* **Exercise data**:
--------
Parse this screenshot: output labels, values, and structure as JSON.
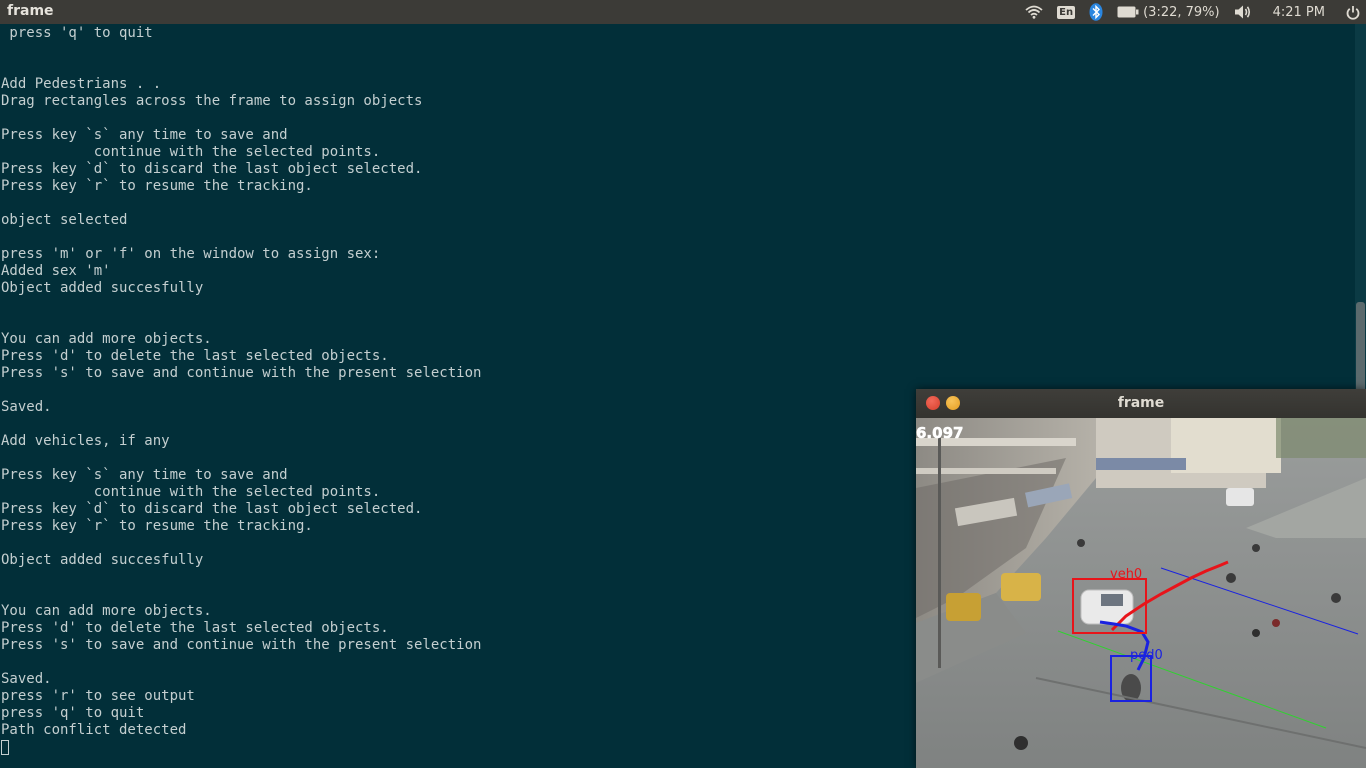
{
  "topbar": {
    "app_title": "frame",
    "keyboard_layout": "En",
    "battery_status": "(3:22, 79%)",
    "clock": "4:21 PM",
    "icons": [
      "wifi-icon",
      "keyboard-icon",
      "bluetooth-icon",
      "battery-icon",
      "volume-icon",
      "power-icon"
    ]
  },
  "terminal": {
    "lines": [
      " press 'q' to quit",
      "",
      "",
      "Add Pedestrians . .",
      "Drag rectangles across the frame to assign objects",
      "",
      "Press key `s` any time to save and",
      "           continue with the selected points.",
      "Press key `d` to discard the last object selected.",
      "Press key `r` to resume the tracking.",
      "",
      "object selected",
      "",
      "press 'm' or 'f' on the window to assign sex:",
      "Added sex 'm'",
      "Object added succesfully",
      "",
      "",
      "You can add more objects.",
      "Press 'd' to delete the last selected objects.",
      "Press 's' to save and continue with the present selection",
      "",
      "Saved.",
      "",
      "Add vehicles, if any",
      "",
      "Press key `s` any time to save and",
      "           continue with the selected points.",
      "Press key `d` to discard the last object selected.",
      "Press key `r` to resume the tracking.",
      "",
      "Object added succesfully",
      "",
      "",
      "You can add more objects.",
      "Press 'd' to delete the last selected objects.",
      "Press 's' to save and continue with the present selection",
      "",
      "Saved.",
      "press 'r' to see output",
      "press 'q' to quit",
      "Path conflict detected"
    ]
  },
  "frame_window": {
    "title": "frame",
    "overlay": {
      "counter": "6.097",
      "vehicle_label": "veh0",
      "pedestrian_label": "ped0"
    },
    "colors": {
      "vehicle": "#e8141a",
      "pedestrian": "#1a22e0",
      "green_line": "#2fd22f",
      "blue_line": "#1a22e0"
    }
  }
}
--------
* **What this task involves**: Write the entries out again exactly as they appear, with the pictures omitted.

* **Output of the task**:
Parse this screenshot: output labels, values, and structure as JSON.
{
  "topbar": {
    "app_title": "frame",
    "keyboard_layout": "En",
    "battery_status": "(3:22, 79%)",
    "clock": "4:21 PM",
    "icons": [
      "wifi-icon",
      "keyboard-icon",
      "bluetooth-icon",
      "battery-icon",
      "volume-icon",
      "power-icon"
    ]
  },
  "terminal": {
    "lines": [
      " press 'q' to quit",
      "",
      "",
      "Add Pedestrians . .",
      "Drag rectangles across the frame to assign objects",
      "",
      "Press key `s` any time to save and",
      "           continue with the selected points.",
      "Press key `d` to discard the last object selected.",
      "Press key `r` to resume the tracking.",
      "",
      "object selected",
      "",
      "press 'm' or 'f' on the window to assign sex:",
      "Added sex 'm'",
      "Object added succesfully",
      "",
      "",
      "You can add more objects.",
      "Press 'd' to delete the last selected objects.",
      "Press 's' to save and continue with the present selection",
      "",
      "Saved.",
      "",
      "Add vehicles, if any",
      "",
      "Press key `s` any time to save and",
      "           continue with the selected points.",
      "Press key `d` to discard the last object selected.",
      "Press key `r` to resume the tracking.",
      "",
      "Object added succesfully",
      "",
      "",
      "You can add more objects.",
      "Press 'd' to delete the last selected objects.",
      "Press 's' to save and continue with the present selection",
      "",
      "Saved.",
      "press 'r' to see output",
      "press 'q' to quit",
      "Path conflict detected"
    ]
  },
  "frame_window": {
    "title": "frame",
    "overlay": {
      "counter": "6.097",
      "vehicle_label": "veh0",
      "pedestrian_label": "ped0"
    },
    "colors": {
      "vehicle": "#e8141a",
      "pedestrian": "#1a22e0",
      "green_line": "#2fd22f",
      "blue_line": "#1a22e0"
    }
  }
}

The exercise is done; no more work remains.